Why are these drinks sending people to the emergency room? The only ingredient(s) in common energy drinks that have been proven to have acute stimulant effects are caffeine and guarana (which SAMHSA defines as "a plant product containing concentrated caffeine"). The vitamins and amino acids that many drinks include shouldn't give you a noticeable burst of energy unless you were previously malnourished and vitamin-deficient. And they're not reasoned to play a role in intoxication effects.
So, essentially, energy drinks can be looked at as caffeine. And as the SAMHSA report puts it, "Large amounts of caffeine can cause adverse effects such as insomnia, nervousness, headache, fast heartbeat, and seizures that are severe enough to require emergency care."
How much is a "large amount" of caffeine? Like alcohol, it's relative to metabolism and tolerance. Most people can tolerate a lot. In caffeine-modified electroconvulsive therapy, for patients with depression, up to 2,000 mg has been given -- intravenously. But that's in a controlled hospital environment where they are trying to give people seizures. And it does increase the likelihood they will have a seizure. For a frame of reference, SAMHSA notes, "The total amount of caffeine in a can or bottle of an energy drink varies from about 80 to more than 500 mg, compared with about 100 mg in a 5-ounce cup of coffee or 50 mg in a 12-ounce cola."

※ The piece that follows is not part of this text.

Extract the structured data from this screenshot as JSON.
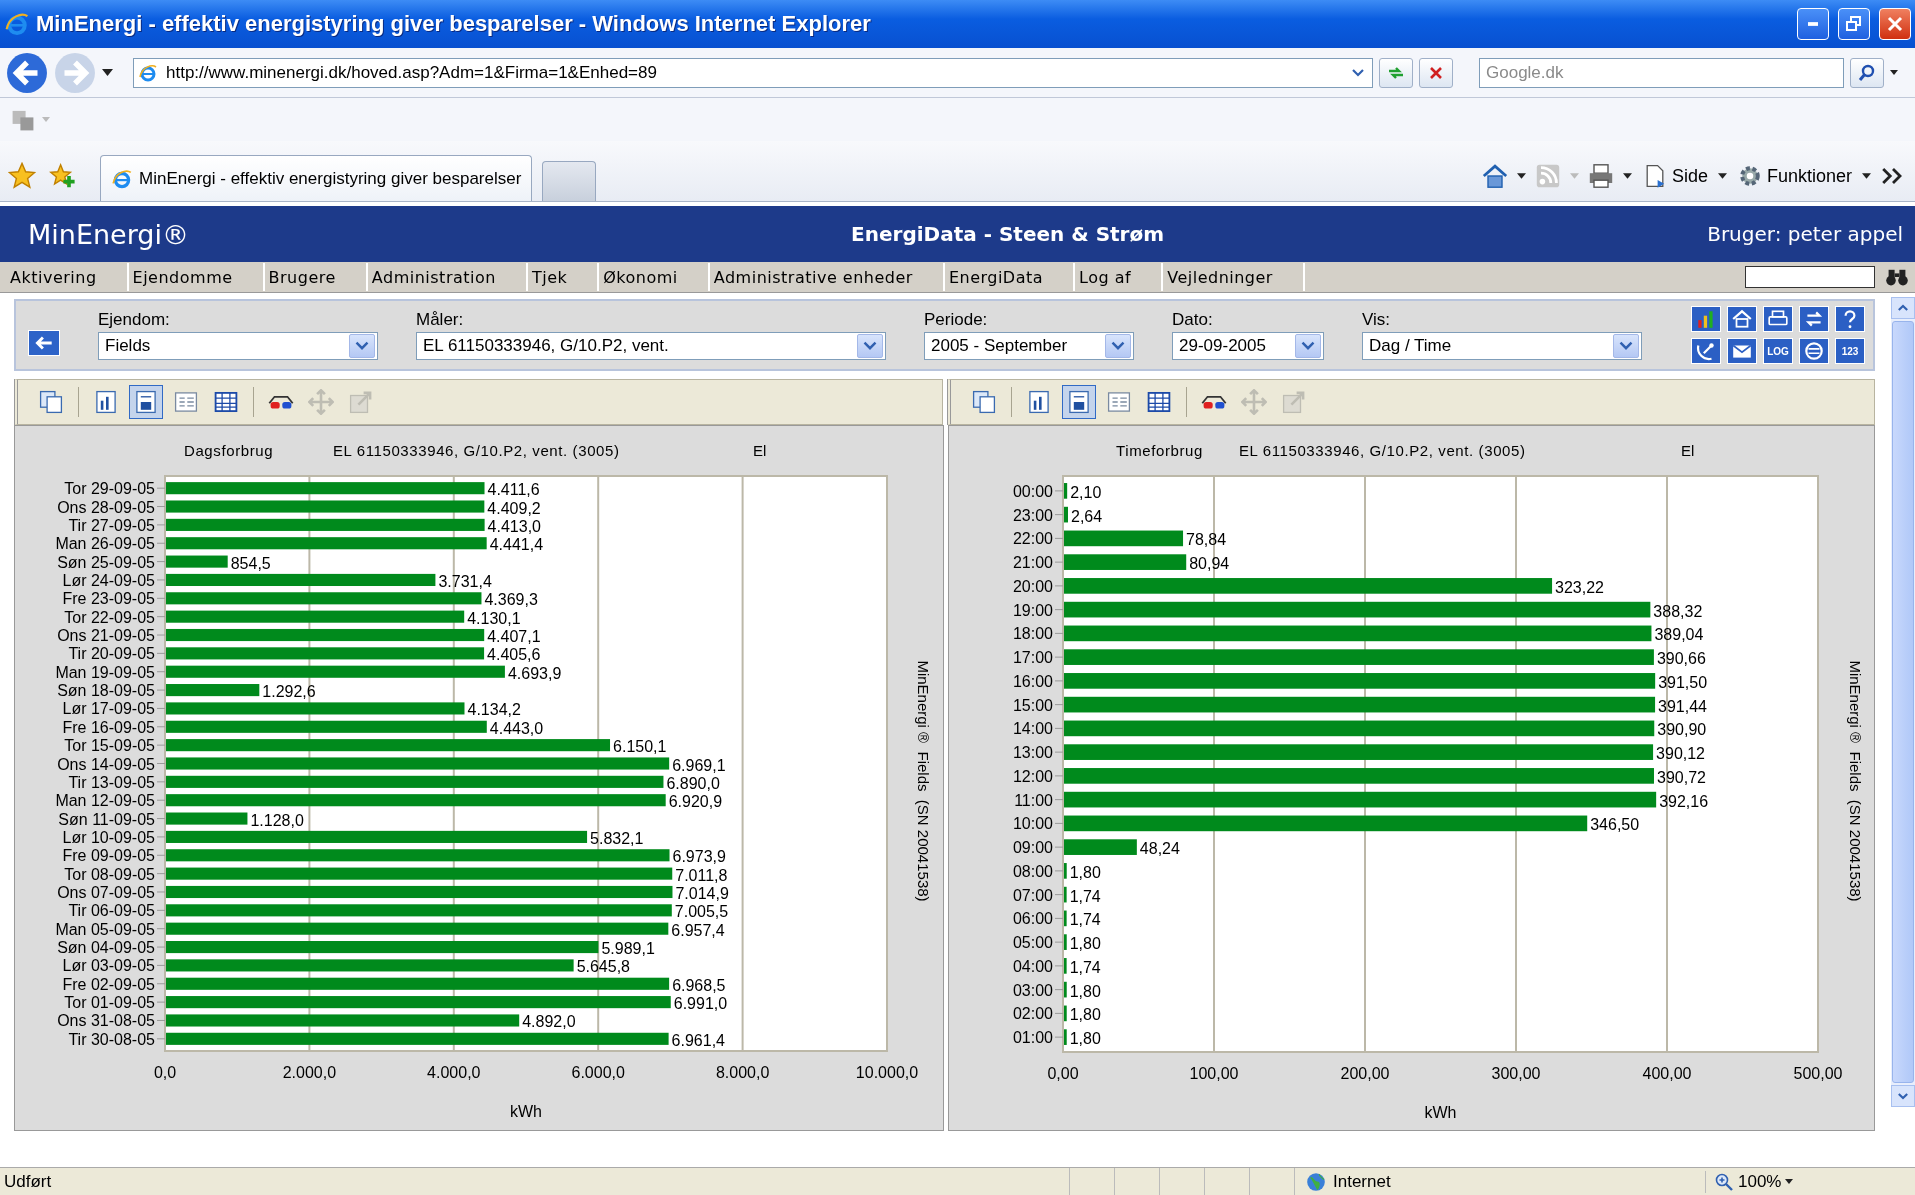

Those examples are a little misleading, though. The Center for Science in the Public Interest (CSPI) has a great list of how much caffeine specific foods/drinks contain. For energy drinks, "more than 500 mg" is far from the norm:
Cran-Energy is a thing, yes.
And the 50 mg that SAMHSA cites for a "cup of coffee" is pretty optimistic -- at least in the way that many of us define coffee.
Still, despite the fact that a Starbucks venti coffee has three times as much listed caffeine as a can of Monster, some people swear they're more wired after drinking an energy drink. That may be because of the extra caffeine in guarana. Energy drinks can advertise that they have the same amount of caffeine as a cup of coffee; but when you include guarana, they have a much stronger stimulant effect. In Australia, listing quantified guarana content on beverages is mandatory.
The most interesting implication that the report mentions is from a study in which "bar patrons who consumed alcohol mixed with energy drinks were ... four times more likely to intend to drive while intoxicated." Because, as SAMHSA puts it, "Individuals, especially young drinkers, may incorrectly believe that consumption of caffeine can 'undo' the effects of alcohol intake and make it safe to drive after drinking."
That sort of stimulant-empowered bullheaded behavior -- rather than the E.R. admissions for caffeine-induced anxiety -- is actually the most pressing public health concern.
So, caffeinate responsibly. "If I drink another Hardcore Energize Bullet, am I going to have to go to the hospital again?"